**TASK DETAILS**:
Every line below is to be copied exactly, with the pictures left out.

____ INFORMATION GIVEN

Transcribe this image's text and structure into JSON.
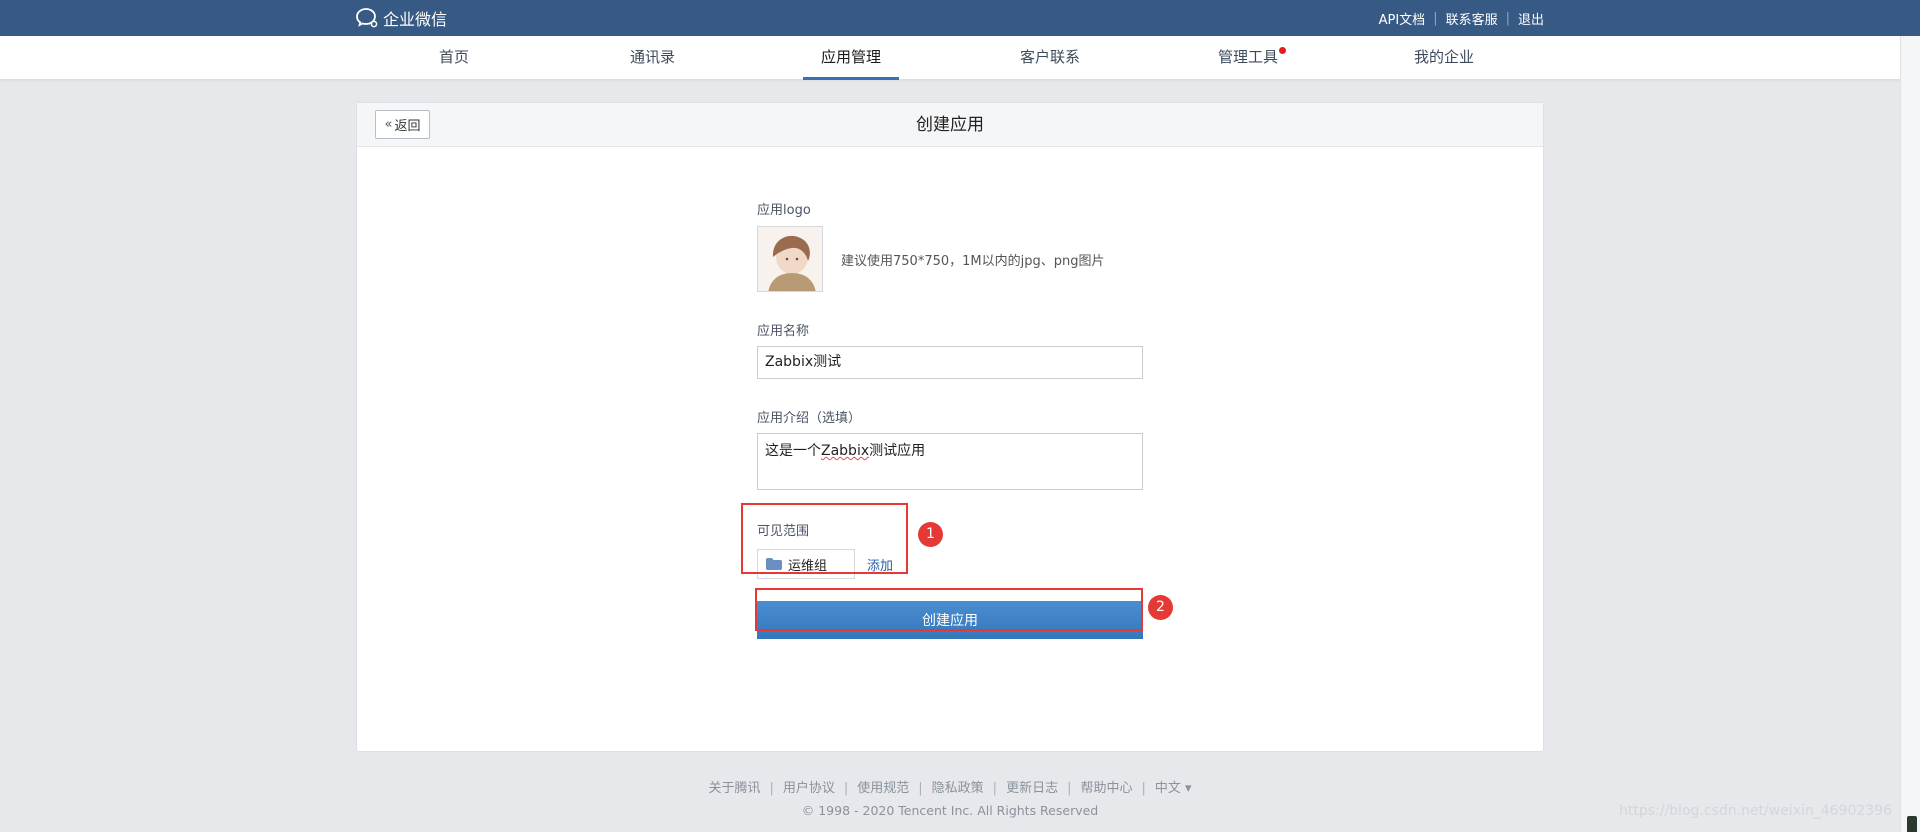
{
  "topbar": {
    "brand": "企业微信",
    "links": [
      "API文档",
      "联系客服",
      "退出"
    ],
    "colors": {
      "bg": "#375a85"
    }
  },
  "nav": {
    "items": [
      "首页",
      "通讯录",
      "应用管理",
      "客户联系",
      "管理工具",
      "我的企业"
    ],
    "active_index": 2
  },
  "panel": {
    "back_label": "返回",
    "title": "创建应用"
  },
  "form": {
    "logo_label": "应用logo",
    "logo_hint": "建议使用750*750，1M以内的jpg、png图片",
    "name_label": "应用名称",
    "name_value": "Zabbix测试",
    "intro_label": "应用介绍（选填）",
    "intro_prefix": "这是一个",
    "intro_underlined": "Zabbix",
    "intro_suffix": "测试应用",
    "scope_label": "可见范围",
    "scope_chip": "运维组",
    "scope_add": "添加",
    "submit_label": "创建应用"
  },
  "annotations": {
    "badge_1": "1",
    "badge_2": "2"
  },
  "footer": {
    "links": [
      "关于腾讯",
      "用户协议",
      "使用规范",
      "隐私政策",
      "更新日志",
      "帮助中心",
      "中文 ▾"
    ],
    "copyright": "© 1998 - 2020 Tencent Inc. All Rights Reserved"
  },
  "watermark": "https://blog.csdn.net/weixin_46902396"
}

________

**EXERCISE RESULT**:
Transcribe this image's text and structure into JSON.
{
  "topbar": {
    "brand": "企业微信",
    "links": [
      "API文档",
      "联系客服",
      "退出"
    ],
    "colors": {
      "bg": "#375a85"
    }
  },
  "nav": {
    "items": [
      "首页",
      "通讯录",
      "应用管理",
      "客户联系",
      "管理工具",
      "我的企业"
    ],
    "active_index": 2
  },
  "panel": {
    "back_label": "返回",
    "title": "创建应用"
  },
  "form": {
    "logo_label": "应用logo",
    "logo_hint": "建议使用750*750，1M以内的jpg、png图片",
    "name_label": "应用名称",
    "name_value": "Zabbix测试",
    "intro_label": "应用介绍（选填）",
    "intro_prefix": "这是一个",
    "intro_underlined": "Zabbix",
    "intro_suffix": "测试应用",
    "scope_label": "可见范围",
    "scope_chip": "运维组",
    "scope_add": "添加",
    "submit_label": "创建应用"
  },
  "annotations": {
    "badge_1": "1",
    "badge_2": "2"
  },
  "footer": {
    "links": [
      "关于腾讯",
      "用户协议",
      "使用规范",
      "隐私政策",
      "更新日志",
      "帮助中心",
      "中文 ▾"
    ],
    "copyright": "© 1998 - 2020 Tencent Inc. All Rights Reserved"
  },
  "watermark": "https://blog.csdn.net/weixin_46902396"
}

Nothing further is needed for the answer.